Report each line of the data below in which "image" appears.

Material for the task –
++++++++++++++++++++

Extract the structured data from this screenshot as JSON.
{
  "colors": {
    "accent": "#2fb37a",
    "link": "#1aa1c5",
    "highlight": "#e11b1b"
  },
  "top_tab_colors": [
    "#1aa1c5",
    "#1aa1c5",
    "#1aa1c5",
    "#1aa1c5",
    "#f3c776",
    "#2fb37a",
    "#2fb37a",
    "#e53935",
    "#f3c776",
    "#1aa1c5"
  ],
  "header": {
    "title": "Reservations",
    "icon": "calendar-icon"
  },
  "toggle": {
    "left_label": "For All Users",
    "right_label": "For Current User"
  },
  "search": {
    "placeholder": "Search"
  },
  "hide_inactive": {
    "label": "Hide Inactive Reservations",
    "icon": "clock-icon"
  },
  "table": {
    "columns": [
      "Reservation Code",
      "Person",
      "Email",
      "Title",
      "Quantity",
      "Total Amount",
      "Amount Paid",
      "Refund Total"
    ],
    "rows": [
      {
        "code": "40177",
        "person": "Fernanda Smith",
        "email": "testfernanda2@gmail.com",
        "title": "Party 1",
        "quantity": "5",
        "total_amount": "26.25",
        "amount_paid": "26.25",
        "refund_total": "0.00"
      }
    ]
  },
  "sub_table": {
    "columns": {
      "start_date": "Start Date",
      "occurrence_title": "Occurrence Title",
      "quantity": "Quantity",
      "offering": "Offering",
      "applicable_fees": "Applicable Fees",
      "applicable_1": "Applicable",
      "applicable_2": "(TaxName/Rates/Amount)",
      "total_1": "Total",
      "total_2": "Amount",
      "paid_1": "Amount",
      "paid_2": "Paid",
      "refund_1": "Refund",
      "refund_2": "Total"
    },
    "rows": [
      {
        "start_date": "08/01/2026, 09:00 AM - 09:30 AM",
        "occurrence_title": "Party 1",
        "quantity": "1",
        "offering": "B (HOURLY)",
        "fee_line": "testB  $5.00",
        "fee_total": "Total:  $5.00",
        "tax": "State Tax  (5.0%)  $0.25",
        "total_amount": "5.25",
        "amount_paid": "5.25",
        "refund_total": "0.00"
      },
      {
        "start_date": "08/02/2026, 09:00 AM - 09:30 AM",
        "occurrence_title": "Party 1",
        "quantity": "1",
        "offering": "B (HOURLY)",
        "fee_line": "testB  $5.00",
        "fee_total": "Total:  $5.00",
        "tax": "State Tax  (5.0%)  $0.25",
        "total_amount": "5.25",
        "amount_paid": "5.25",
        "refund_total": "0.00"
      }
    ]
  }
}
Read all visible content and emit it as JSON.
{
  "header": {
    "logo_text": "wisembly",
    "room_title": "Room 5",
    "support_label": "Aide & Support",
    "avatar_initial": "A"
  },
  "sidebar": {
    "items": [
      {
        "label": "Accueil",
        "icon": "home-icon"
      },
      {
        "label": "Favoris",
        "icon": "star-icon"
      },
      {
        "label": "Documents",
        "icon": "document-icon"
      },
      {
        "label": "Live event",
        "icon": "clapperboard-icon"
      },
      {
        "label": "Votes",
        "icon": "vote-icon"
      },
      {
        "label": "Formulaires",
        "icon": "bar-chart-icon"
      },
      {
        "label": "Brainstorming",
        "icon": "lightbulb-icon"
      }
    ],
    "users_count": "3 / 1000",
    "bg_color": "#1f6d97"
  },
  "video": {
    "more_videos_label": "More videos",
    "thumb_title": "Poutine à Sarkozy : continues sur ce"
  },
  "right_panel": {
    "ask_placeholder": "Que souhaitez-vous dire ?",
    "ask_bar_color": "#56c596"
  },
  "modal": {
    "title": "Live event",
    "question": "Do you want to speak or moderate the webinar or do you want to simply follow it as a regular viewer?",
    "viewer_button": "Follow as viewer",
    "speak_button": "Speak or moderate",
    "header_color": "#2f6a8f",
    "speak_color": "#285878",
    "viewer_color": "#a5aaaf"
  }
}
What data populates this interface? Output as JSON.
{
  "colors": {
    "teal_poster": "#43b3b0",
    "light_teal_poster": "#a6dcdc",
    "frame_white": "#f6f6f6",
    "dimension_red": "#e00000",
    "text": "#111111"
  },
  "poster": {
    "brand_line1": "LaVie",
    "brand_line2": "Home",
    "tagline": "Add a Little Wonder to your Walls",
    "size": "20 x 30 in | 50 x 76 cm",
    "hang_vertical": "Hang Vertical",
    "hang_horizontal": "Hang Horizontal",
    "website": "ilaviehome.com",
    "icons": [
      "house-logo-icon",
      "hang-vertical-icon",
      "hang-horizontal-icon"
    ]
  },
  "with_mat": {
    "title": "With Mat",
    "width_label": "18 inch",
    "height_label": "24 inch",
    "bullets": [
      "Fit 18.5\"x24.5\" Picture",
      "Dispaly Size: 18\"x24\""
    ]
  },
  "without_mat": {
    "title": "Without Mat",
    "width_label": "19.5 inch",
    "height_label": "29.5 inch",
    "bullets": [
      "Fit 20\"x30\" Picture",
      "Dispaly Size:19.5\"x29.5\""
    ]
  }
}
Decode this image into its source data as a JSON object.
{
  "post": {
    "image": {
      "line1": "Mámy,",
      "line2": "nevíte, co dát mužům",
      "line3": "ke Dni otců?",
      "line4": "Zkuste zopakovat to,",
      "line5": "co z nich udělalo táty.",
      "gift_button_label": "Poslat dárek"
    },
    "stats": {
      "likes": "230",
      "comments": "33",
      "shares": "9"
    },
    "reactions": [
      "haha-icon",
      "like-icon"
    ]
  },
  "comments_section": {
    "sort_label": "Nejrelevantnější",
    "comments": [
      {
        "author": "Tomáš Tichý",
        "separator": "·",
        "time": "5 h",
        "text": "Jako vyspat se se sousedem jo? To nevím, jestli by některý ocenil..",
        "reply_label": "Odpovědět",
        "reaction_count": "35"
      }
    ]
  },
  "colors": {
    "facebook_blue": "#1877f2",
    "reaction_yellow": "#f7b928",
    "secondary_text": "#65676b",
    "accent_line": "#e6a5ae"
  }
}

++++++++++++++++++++

Expected answer –
Decode this image into its source data as a JSON object.
    "image": {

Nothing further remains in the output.